FILE - Dr. Anthony Fauci, head of NIH's National Institute of Allergy and Infectious Diseases, hugs Nina Pham as she's discharged from treatment in Bethesda, Maryland, Oct. 24, 2014.
Earlier Friday, a female British military health care worker who contracted Ebola while working in Sierra Leone was flown back to the United Kingdom, along with two workers who have been in close contact with her.
U.S. health officials said a second American who might have been exposed to Ebola in Sierra Leone was being flown to the Atlanta area to be close to Emory University Hospital, another U.S. treatment center designed to treat the most dangerous pathogens.
The U.S. Centers for Disease Control said the second person had not tested positive for Ebola but was being moved "out of an abundance of caution."
It said it was developing contingency plans to return other Americans who had potentially been exposed to the Ebola virus in Sierra Leone. It said the individuals would be under voluntary isolation and would be actively monitored.
The person flown to Maryland was the 11th Ebola patient receiving care in the United States and the second at the NIH facility. The first was a nurse, Nina Pham, who has since recovered. She contracted the disease while caring for the first U.S. patient with Ebola, a West African man treated at Texas Health Presbyterian Hospital in Dallas. Thomas Eric Duncan died there October 8 after having been turned away from its emergency room days earlier.
Attorneys for Pham last month sued the Texas hospital, complaining of its "lack of training and proper equipment, and violations of her privacy," The Dallas Morning News reported.
The NIH, in a statement, said its hospital's special clinical studies unit was "designed to provide high-level isolation capabilities and is staffed by infectious diseases and critical care specialists."
Health care workers, operating on the front lines of Ebola treatment, continue to be disproportionately infected by the epidemic.
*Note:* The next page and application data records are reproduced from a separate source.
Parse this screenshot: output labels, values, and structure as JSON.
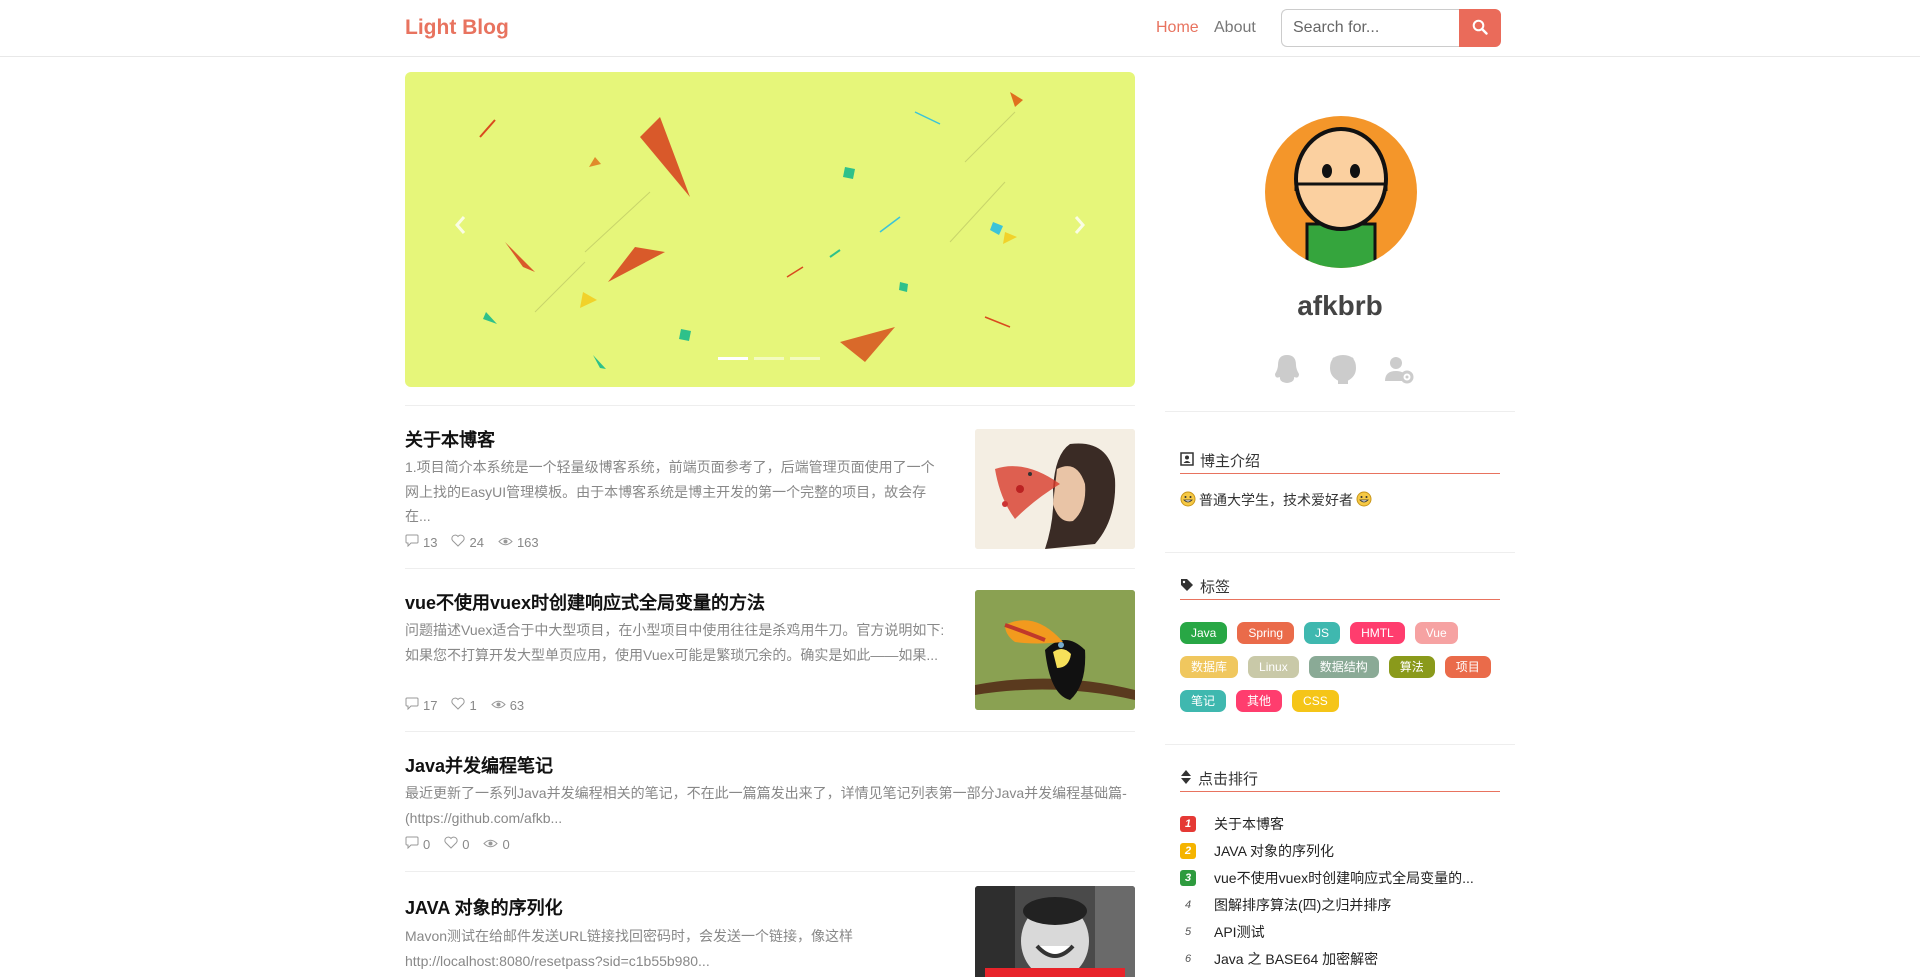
{
  "nav": {
    "brand": "Light Blog",
    "links": [
      "Home",
      "About"
    ],
    "search_placeholder": "Search for..."
  },
  "articles": [
    {
      "title": "关于本博客",
      "summary": "1.项目简介本系统是一个轻量级博客系统，前端页面参考了，后端管理页面使用了一个网上找的EasyUI管理模板。由于本博客系统是博主开发的第一个完整的项目，故会存在...",
      "comments": "13",
      "likes": "24",
      "views": "163",
      "thumbnail": "portrait"
    },
    {
      "title": "vue不使用vuex时创建响应式全局变量的方法",
      "summary": "问题描述Vuex适合于中大型项目，在小型项目中使用往往是杀鸡用牛刀。官方说明如下:如果您不打算开发大型单页应用，使用Vuex可能是繁琐冗余的。确实是如此——如果...",
      "comments": "17",
      "likes": "1",
      "views": "63",
      "thumbnail": "toucan"
    },
    {
      "title": "Java并发编程笔记",
      "summary": "最近更新了一系列Java并发编程相关的笔记，不在此一篇篇发出来了，详情见笔记列表第一部分Java并发编程基础篇-(https://github.com/afkb...",
      "comments": "0",
      "likes": "0",
      "views": "0",
      "thumbnail": ""
    },
    {
      "title": "JAVA 对象的序列化",
      "summary": "Mavon测试在给邮件发送URL链接找回密码时，会发送一个链接，像这样http://localhost:8080/resetpass?sid=c1b55b980...",
      "comments": "",
      "likes": "",
      "views": "",
      "thumbnail": "meme"
    }
  ],
  "profile": {
    "username": "afkbrb",
    "social_icons": [
      "qq-icon",
      "github-icon",
      "admin-settings-icon"
    ]
  },
  "about": {
    "heading": "博主介绍",
    "bio": "普通大学生，技术爱好者"
  },
  "tags_section": {
    "heading": "标签",
    "tags": [
      {
        "label": "Java",
        "color": "#28a745"
      },
      {
        "label": "Spring",
        "color": "#ea6b4a"
      },
      {
        "label": "JS",
        "color": "#3fb8af"
      },
      {
        "label": "HMTL",
        "color": "#ff3d6e"
      },
      {
        "label": "Vue",
        "color": "#f6a2a2"
      },
      {
        "label": "数据库",
        "color": "#f0c75e"
      },
      {
        "label": "Linux",
        "color": "#c9c9a8"
      },
      {
        "label": "数据结构",
        "color": "#8aaa96"
      },
      {
        "label": "算法",
        "color": "#8a9a1b"
      },
      {
        "label": "项目",
        "color": "#ea6b4a"
      },
      {
        "label": "笔记",
        "color": "#3fb8af"
      },
      {
        "label": "其他",
        "color": "#ff3d6e"
      },
      {
        "label": "CSS",
        "color": "#f5c518"
      }
    ]
  },
  "ranking": {
    "heading": "点击排行",
    "items": [
      {
        "rank": "1",
        "title": "关于本博客",
        "color": "#e53935"
      },
      {
        "rank": "2",
        "title": "JAVA 对象的序列化",
        "color": "#f5b400"
      },
      {
        "rank": "3",
        "title": "vue不使用vuex时创建响应式全局变量的...",
        "color": "#2e9b3e"
      },
      {
        "rank": "4",
        "title": "图解排序算法(四)之归并排序",
        "color": ""
      },
      {
        "rank": "5",
        "title": "API测试",
        "color": ""
      },
      {
        "rank": "6",
        "title": "Java 之 BASE64 加密解密",
        "color": ""
      }
    ]
  },
  "colors": {
    "accent": "#e8735f",
    "carousel_bg": "#e6f67a"
  }
}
The World Health Organization’s Thursday update shows 24,350 cases and 10,004 deaths have been reported since December 2013, primarily in the West African countries of Guinea, Liberia and Sierra Leone, though it estimates the actual numbers in each category are far higher.
Some material for this report came from AP and Reuters.